From the first ride, the moulded shoes have fitted perfectly - the mid-section hugs my foot, allowing total stillness through the pedal stroke, whilst the ankle section clings on well too, even in high-cadence efforts.
I’ve used the shoes for track league events and road races. And, I've continued to wear them over the past 39 weeks of cycling through pregnancy (some women's feet increase by a size or so, I was lucky in that mine did not), where my riding has been much more relaxed and lower in intensity.
It did take me a little while to get used to the sensation of riding in the CX403 shoes. The hold on the foot is much firmer, and initially, I found them to be overly harsh on casual rides. However, now that I'm used to them, anything less feels insufficient.
The difference was most apparent when I swapped back to my S-Works 7 road shoes for a sprint session (pre-pregnancy, when sprinting was a thing I did!).
The Specialized shoes which had always felt perfectly adequate, all of a sudden, left me wanting. That's not to throw shade on the Specialized creation, they're a very well-reviewed and respected option - but they just couldn't offer the personalisation and resulting excellent power transfer of the Lake shoes.
When I'm wearing the Lake CX403 shoes, everything from the ankle below feels completely planted, and anything less feels like lost watts.
These aren't necessarily the lightest or most breathable shoes. However, I've never found my feet overheating in them.
My only riding - or, more specifically, not riding - criticism of the Lake CX403 shoes is they can pinch a bit when standing. Since they're moulded to fit the foot perfectly in the riding position, when I was forced to stand in them for 20-30 minutes ahead of a delayed road race, I wasn't a happy cyclist. However, the frequency with which you'll find yourself standing stationary for half an hour in cycling shoes probably renders this point inconsequential for most.
Lake CX403 shoes: value and conclusions

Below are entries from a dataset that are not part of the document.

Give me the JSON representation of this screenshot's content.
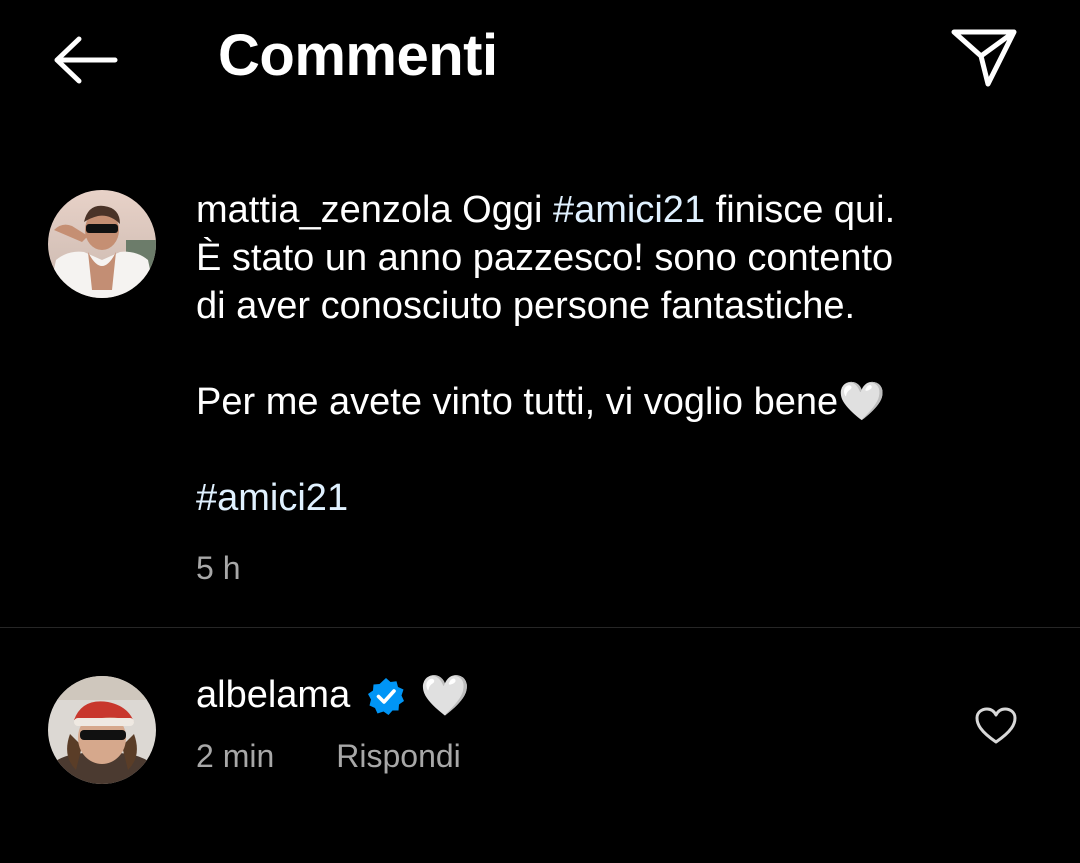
{
  "header": {
    "title": "Commenti",
    "back_icon": "arrow-left-icon",
    "send_icon": "paper-plane-icon"
  },
  "caption": {
    "username": "mattia_zenzola",
    "line1_text1": "Oggi",
    "line1_hashtag": "#amici21",
    "line1_text2": "finisce qui.",
    "line2": "È stato un anno pazzesco! sono contento",
    "line3": "di aver conosciuto persone fantastiche.",
    "line4": "Per me avete vinto tutti, vi voglio bene🤍",
    "line5_hashtag": "#amici21",
    "time": "5 h"
  },
  "comment": {
    "username": "albelama",
    "verified_icon": "verified-badge-icon",
    "text": "🤍",
    "time": "2 min",
    "reply_label": "Rispondi",
    "like_icon": "heart-outline-icon"
  },
  "colors": {
    "background": "#000000",
    "text": "#ffffff",
    "secondary_text": "#a8a8a8",
    "hashtag": "#e0f1ff",
    "verified": "#0095f6",
    "divider": "#262626"
  }
}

At $549.99/£425, these are extremely expensive cycling shoes. However, mine are still in perfect condition after a year of use, and the riding experience is like no other I've had the pleasure of testing.
Lake does not score well in terms of weight, or competitive specification - but if fit and power transfer are your number one concerns, they come highly recommended.
- Sizes 39-46.5, standard and wide
- Weight 315g per shoe (size 39.5, wide)
Thank you for reading 10 articles this month* Join now for unlimited access
Enjoy your first month for just £1 / $1 / €1
*Read 5 free articles per month without a subscription
Join now for unlimited access
Try first month for just £1 / $1 / €1
Michelle Arthurs-Brennan is a traditional journalist by trade, having begun her career working for a local newspaper, where highlights included interviewing a very irate Freddie Star (and an even more irate theatre owner), as well as 'the one about the stolen chickens'.
Previous to joining the Cycling Weekly team, Michelle was Editor at Total Women's Cycling. She joined CW as an 'SEO Analyst', but couldn't keep her nose out of journalism and in the spreadsheets, eventually taking on the role of Tech Editor before her latest appointment as Digital Editor.
Michelle is a road racer who also enjoys track riding and the occasional time trial, though dabbles in off-road riding too (either on a mountain bike, or a 'gravel bike'). She is passionate about supporting grassroots women's racing and founded the women's road race team 1904rt.
Michelle is on maternity leave from July 8 2022, until April 2023.
Who's leading the Giro d'Italia 2023 after stage 16?
Geraint Thomas reclaims the race lead
By Tom Davidson • Published
'It's nice to be back in pink': Geraint Thomas returns to lead at Giro d'Italia as GC battle finally catches fire
Ineos Grenadiers rider will try and leave it all on the road in the days ahead after he climbs back into pink jersey
By Adam Becket • Published
João Almeida pounces on Monte Bondone to take Giro d’Italia stage 16 victory
Geraint Thomas puts in late attack to reclaim maglia rosa and finish second on tough mountain top finish behind Portuguese climber
By Tom Thewlis • Published